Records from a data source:
────

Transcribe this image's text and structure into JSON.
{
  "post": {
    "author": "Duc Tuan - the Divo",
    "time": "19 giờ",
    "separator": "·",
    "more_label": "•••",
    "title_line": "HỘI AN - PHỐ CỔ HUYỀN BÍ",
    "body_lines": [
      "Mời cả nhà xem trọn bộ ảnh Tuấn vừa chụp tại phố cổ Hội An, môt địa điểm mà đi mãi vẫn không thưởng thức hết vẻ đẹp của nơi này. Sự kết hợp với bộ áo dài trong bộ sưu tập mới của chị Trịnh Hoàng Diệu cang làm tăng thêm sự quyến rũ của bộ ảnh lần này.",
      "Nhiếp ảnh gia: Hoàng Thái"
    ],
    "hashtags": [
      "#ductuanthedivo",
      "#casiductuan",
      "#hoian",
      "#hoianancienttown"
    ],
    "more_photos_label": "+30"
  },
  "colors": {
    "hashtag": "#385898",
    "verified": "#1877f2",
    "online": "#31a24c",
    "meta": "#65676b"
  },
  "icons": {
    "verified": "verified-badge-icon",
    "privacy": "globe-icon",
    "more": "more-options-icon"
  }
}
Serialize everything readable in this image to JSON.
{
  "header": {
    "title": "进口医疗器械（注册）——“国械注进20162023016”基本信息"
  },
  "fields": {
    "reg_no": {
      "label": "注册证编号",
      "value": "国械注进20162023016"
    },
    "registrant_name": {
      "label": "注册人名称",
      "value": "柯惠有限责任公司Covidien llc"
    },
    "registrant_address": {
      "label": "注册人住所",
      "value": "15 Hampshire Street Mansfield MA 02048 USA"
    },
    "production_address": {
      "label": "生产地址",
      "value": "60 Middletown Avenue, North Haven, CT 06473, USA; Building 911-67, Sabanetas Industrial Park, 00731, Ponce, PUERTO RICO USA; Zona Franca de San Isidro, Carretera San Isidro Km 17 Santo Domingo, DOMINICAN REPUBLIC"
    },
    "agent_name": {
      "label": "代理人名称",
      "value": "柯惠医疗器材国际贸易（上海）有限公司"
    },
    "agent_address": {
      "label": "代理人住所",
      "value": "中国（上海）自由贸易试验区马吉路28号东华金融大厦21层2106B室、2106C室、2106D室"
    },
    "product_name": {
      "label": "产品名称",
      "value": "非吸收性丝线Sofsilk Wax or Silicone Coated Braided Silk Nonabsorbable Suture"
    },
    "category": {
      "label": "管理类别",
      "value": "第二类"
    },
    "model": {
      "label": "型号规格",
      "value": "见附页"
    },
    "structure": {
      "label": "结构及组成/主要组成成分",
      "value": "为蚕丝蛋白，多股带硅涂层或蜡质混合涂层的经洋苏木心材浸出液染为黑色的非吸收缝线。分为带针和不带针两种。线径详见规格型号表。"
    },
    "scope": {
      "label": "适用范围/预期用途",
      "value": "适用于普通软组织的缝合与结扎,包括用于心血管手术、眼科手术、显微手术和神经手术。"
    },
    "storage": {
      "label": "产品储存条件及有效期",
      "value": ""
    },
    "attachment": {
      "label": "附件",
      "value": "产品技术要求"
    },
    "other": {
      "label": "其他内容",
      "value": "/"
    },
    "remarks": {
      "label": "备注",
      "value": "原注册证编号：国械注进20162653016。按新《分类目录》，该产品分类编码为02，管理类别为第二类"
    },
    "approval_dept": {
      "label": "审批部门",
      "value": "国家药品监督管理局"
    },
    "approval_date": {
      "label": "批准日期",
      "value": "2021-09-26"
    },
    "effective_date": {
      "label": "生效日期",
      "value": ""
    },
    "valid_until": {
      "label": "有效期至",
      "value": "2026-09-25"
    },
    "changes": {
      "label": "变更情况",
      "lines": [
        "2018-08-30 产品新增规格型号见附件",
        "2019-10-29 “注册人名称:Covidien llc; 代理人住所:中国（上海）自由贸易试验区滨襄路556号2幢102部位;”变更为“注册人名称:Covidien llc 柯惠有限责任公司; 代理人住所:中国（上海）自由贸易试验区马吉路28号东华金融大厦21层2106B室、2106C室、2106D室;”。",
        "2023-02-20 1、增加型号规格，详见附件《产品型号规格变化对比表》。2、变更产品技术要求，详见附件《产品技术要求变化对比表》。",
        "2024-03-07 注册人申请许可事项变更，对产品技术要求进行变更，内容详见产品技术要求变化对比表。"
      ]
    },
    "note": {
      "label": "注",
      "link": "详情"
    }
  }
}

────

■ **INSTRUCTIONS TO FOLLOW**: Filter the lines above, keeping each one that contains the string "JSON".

■ **EXERCISE RESPONSE**:
Transcribe this image's text and structure into JSON.
Serialize everything readable in this image to JSON.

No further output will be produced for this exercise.